The internet freedom organization VirtualRoad reported on April 10 that it had found evidence a “dedicated appliance” aimed at “interfer[ing] actively with web traffic” in the infrastructure of Azerbaijan’s de facto internet service provider monopoly. The device is being used to block three major opposition news sites: Meydan TV, Azadliq Qezeti, and Azadliq Radiosu, using a sorting technique called deep packet inspection.
The affected outlets haven’t given up, and on April 9 Azadliq Qezeti circumvented the blockage by cheekily hosting a mirror version of their website on Amazon Web Services (AWS), a tactic favored by Chinese activists in recent years.
By backing up their site on AWS, Azadliq Qezeti have forced the government’s hand, as Azerbaijan would now have to block all of AWS to block domestic access to Azadliq Qezeti. The potential consequences of this has so far stymied even those behind China’s famed Great Firewall, as it would mean everyone – including major corporations – using Amazon’s popular cloud computing system for apps, databases, management tools, and other services would lose access as well.
China, fearing the cost to its economy, has refrained from blocking AWS, and outward signs show that it has not succeeded in getting Amazon to remove “undesirable” pages. It had more success with Apple, which agreed to remove an anti-censorship app from its App Store. If China, the world’s second largest economy and a key source of revenue for Amazon, cannot convince the American internet giant to play by its rules, then it is hard to see how Azerbaijan might expect to.
VirtualRoad, which has been closely following the Azerbaijani government’s technical attacks against dissident voices, identified the source of the new attacks as Delta Telecom, which has been previously identified as the tool through which the Azerbaijani state monitors and censors the internet. It was called “an informal mechanism for shutting down select internet sites” in a 2008 State Department cable obtained by Wikileaks. The device started operating on March 27, VirtualRoad found.

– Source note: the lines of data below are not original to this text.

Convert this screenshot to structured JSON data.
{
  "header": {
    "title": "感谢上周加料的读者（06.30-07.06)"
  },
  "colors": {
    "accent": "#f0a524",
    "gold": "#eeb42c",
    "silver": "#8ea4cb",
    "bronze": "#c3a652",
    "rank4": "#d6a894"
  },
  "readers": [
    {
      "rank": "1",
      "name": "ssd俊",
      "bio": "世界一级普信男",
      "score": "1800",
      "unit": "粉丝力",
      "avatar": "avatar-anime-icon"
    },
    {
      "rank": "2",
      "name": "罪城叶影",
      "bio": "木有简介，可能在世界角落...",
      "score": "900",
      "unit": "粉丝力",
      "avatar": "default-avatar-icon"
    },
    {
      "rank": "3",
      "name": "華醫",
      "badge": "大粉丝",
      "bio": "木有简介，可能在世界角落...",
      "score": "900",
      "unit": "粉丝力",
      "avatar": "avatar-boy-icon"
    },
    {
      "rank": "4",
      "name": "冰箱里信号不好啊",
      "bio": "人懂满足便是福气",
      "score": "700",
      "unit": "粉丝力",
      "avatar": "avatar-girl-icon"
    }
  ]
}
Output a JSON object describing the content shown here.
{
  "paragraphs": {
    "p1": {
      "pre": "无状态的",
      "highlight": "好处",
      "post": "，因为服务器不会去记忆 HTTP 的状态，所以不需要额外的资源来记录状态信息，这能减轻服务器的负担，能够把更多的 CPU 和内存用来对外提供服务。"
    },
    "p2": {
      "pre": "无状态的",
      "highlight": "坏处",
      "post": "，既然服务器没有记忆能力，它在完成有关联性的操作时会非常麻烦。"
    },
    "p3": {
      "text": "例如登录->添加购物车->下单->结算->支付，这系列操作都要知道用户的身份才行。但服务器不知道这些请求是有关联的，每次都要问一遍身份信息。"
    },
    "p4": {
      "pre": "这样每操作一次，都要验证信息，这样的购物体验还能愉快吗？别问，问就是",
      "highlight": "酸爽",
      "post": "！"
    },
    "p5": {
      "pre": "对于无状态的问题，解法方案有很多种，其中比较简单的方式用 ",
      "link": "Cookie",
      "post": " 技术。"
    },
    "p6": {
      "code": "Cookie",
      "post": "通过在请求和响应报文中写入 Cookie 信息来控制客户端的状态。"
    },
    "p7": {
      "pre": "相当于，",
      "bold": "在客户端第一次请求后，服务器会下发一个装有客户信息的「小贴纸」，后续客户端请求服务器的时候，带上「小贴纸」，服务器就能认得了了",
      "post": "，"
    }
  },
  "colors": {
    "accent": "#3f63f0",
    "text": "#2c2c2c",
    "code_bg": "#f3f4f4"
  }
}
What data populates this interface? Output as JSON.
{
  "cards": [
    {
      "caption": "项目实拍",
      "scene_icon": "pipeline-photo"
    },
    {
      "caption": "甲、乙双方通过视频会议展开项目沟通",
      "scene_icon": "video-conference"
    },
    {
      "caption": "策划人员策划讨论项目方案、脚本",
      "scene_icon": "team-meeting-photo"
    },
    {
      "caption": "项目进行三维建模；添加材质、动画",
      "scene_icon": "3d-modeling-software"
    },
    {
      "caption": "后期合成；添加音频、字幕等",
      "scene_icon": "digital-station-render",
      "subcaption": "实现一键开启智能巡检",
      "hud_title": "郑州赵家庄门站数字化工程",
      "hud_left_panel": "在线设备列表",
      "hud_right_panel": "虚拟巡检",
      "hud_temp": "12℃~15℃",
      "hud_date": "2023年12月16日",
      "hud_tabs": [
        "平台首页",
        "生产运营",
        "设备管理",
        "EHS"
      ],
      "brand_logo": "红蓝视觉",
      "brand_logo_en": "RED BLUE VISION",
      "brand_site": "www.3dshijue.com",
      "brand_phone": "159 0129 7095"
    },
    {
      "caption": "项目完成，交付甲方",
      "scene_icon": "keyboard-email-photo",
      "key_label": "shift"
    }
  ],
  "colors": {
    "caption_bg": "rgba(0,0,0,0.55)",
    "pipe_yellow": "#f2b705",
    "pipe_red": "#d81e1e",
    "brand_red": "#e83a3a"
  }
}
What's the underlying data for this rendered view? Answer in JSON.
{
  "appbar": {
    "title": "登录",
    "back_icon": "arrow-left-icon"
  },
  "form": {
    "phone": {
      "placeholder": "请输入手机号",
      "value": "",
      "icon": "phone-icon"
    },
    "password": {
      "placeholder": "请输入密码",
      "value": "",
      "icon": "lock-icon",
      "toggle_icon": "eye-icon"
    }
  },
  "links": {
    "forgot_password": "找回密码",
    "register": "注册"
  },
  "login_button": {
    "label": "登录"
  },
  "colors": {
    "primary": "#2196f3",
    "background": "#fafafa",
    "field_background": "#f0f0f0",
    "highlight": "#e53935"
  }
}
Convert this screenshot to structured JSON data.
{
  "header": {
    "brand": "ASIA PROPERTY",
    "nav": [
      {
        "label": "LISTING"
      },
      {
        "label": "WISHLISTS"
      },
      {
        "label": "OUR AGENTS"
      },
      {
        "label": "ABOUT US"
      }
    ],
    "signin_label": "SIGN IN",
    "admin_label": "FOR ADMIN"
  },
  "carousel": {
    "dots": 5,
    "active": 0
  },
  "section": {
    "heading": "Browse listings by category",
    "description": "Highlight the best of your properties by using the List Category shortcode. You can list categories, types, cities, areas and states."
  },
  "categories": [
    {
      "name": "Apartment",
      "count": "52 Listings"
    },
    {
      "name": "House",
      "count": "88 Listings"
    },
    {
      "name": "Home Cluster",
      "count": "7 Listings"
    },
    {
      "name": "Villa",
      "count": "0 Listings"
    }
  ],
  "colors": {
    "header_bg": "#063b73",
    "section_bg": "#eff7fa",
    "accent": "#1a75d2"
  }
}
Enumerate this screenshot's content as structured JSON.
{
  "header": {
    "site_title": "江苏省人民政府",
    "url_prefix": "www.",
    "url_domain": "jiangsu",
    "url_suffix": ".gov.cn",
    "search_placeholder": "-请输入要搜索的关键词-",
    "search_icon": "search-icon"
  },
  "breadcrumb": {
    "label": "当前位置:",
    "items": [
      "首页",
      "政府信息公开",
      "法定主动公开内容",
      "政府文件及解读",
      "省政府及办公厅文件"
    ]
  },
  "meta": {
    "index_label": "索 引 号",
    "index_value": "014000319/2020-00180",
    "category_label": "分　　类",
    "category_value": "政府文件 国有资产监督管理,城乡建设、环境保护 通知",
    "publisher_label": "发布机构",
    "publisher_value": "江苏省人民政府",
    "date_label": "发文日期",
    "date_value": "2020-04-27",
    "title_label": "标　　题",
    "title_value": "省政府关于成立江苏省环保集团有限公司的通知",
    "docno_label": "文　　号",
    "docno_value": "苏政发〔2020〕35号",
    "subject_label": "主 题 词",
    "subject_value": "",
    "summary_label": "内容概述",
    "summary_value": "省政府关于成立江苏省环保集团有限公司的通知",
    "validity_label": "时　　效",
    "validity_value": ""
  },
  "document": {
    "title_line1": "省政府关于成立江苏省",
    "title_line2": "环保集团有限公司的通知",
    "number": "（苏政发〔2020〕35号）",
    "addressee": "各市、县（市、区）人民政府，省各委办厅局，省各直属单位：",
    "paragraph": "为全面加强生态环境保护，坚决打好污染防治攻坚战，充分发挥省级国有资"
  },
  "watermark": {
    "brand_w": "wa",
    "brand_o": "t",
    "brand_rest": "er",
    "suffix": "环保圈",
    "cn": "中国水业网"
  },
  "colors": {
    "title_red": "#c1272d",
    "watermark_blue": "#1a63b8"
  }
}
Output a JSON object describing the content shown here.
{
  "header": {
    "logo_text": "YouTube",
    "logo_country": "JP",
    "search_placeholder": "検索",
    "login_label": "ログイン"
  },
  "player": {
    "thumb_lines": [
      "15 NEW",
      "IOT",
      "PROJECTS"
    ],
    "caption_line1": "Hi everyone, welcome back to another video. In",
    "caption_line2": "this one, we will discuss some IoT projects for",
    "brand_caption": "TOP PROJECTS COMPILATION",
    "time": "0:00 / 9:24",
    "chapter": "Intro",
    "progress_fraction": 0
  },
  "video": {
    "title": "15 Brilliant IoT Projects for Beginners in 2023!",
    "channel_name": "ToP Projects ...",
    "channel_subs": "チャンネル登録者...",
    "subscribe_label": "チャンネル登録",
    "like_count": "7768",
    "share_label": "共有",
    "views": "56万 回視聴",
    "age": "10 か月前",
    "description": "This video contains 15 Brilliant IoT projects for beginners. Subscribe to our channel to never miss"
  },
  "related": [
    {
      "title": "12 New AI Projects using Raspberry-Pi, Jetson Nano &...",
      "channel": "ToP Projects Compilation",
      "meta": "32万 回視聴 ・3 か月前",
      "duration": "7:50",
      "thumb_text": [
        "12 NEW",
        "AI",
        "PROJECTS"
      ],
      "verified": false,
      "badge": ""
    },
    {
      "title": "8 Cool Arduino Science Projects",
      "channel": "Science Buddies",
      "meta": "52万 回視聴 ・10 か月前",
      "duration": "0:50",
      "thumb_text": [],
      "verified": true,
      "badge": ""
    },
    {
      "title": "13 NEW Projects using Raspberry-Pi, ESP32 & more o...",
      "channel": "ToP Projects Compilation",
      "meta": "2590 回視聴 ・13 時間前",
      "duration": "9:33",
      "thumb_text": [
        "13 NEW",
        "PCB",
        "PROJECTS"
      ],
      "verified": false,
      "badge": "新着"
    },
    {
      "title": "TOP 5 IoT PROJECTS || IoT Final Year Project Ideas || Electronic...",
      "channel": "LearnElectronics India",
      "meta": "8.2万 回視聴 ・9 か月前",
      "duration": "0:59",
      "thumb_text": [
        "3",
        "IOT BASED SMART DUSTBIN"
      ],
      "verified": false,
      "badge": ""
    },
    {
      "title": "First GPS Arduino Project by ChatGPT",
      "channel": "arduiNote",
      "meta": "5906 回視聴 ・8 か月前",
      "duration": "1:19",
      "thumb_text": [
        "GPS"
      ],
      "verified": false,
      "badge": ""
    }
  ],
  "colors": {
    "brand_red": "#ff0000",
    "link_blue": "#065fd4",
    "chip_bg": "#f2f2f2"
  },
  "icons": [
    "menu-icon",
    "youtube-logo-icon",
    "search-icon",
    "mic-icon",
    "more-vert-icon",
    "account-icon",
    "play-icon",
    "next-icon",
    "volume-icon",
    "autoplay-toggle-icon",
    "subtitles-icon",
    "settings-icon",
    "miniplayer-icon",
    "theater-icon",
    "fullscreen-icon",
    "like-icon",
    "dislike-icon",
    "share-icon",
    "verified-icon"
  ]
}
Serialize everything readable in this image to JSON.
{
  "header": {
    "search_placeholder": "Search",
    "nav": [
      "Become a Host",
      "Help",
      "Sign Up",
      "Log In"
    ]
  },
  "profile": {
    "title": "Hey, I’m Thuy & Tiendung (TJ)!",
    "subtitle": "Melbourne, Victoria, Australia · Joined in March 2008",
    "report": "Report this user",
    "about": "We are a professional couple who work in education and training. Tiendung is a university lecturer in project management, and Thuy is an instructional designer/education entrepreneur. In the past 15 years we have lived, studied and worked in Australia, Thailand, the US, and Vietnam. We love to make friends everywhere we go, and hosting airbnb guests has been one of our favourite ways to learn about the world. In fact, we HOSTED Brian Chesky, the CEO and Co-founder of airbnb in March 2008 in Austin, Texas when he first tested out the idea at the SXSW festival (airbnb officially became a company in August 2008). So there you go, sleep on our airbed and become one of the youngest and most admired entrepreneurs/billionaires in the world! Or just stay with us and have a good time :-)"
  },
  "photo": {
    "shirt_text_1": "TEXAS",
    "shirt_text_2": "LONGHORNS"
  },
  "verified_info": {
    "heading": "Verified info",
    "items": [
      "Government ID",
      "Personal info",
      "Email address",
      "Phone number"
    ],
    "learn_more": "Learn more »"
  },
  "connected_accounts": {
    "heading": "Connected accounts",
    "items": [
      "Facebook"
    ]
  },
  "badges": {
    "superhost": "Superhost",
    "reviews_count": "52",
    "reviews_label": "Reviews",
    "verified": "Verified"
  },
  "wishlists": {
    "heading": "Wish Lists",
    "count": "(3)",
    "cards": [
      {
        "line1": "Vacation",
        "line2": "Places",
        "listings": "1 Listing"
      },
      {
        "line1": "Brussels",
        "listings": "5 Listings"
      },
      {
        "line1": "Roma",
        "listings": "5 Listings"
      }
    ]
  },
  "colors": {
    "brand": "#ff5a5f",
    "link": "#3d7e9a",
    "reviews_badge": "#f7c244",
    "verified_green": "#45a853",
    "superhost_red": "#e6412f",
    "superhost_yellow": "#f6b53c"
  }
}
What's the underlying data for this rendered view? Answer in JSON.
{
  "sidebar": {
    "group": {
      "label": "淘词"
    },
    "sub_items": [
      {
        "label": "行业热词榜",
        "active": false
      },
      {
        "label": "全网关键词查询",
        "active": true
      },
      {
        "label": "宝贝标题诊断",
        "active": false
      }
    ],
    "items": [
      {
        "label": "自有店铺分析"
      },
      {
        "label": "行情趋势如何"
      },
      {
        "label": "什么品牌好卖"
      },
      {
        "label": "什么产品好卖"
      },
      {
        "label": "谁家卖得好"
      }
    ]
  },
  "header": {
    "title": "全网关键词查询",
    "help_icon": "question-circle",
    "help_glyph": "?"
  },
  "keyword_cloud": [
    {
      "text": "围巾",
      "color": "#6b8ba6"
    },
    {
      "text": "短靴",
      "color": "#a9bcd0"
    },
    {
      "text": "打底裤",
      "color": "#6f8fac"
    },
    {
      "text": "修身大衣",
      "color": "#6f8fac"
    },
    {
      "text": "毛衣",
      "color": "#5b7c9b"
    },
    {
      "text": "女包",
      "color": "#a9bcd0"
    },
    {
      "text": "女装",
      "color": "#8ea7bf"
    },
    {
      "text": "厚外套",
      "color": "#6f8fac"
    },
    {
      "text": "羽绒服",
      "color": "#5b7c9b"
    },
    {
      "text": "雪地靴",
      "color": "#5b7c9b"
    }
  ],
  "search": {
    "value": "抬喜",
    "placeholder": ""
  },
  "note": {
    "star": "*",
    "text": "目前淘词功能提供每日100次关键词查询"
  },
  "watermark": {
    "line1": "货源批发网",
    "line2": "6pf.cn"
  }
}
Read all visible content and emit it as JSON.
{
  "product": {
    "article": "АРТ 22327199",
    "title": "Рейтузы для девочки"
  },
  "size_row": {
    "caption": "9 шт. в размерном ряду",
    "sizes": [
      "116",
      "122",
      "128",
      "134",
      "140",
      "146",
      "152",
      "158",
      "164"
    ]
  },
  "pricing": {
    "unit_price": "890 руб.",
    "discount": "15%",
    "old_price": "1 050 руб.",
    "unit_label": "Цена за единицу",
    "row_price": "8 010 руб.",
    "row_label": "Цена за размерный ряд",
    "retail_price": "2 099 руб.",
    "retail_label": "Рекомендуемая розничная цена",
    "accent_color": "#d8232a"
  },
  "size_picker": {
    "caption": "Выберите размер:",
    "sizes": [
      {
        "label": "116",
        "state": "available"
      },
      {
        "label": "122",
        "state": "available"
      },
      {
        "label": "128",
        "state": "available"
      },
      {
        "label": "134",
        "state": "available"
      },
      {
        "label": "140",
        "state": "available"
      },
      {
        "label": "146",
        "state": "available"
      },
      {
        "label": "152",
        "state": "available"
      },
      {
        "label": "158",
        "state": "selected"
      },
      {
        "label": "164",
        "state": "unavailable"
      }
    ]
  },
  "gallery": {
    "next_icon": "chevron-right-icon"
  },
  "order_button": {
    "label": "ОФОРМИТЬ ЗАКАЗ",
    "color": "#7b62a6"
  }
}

Deep packet inspection (DPI) is commonly used by governments to monitor internet traffic, and less frequently, as an effective tool of censorship, although the thoroughness of DPI means the plausible deniability that Azerbaijan has depended on for years is no longer available. The practice has been used for years by Iran, Russia, and the United States, but by funneling the bulk of its internet traffic through one network, Azerbaijan has made it comparatively cheaper and easier to monitor and censor domestic internet use. Although deep packet inspection can be used to monitor and block any website using certain key words – for example “Azerbaijan+PACE+Bribery” or “Anar+Mammadov+bear+kebab” – there are no confirmed reports of the state using this aspect of the technology to date. For now, Baku appears to just be blocking the three specific sites.
The speed with which Azerbaijan has grown its internet censorship capabilities in the past year is surprising, although the cat-and-mouse game it has played with VirtualRoad in that time surely plays a role. It is unlikely that Baku has the budget, technical capacity, or the will to outpace internet censorship pioneers like China, and will most likely have to live with the idea that it will not be able to fully block access its more determined internet media outlets without paying a real economic cost.
Editor’s note: Mike Runey is a Programme Officer for Eurasia at Civil Rights Defenders. He writes here in his personal capacity and the views expressed here are his own.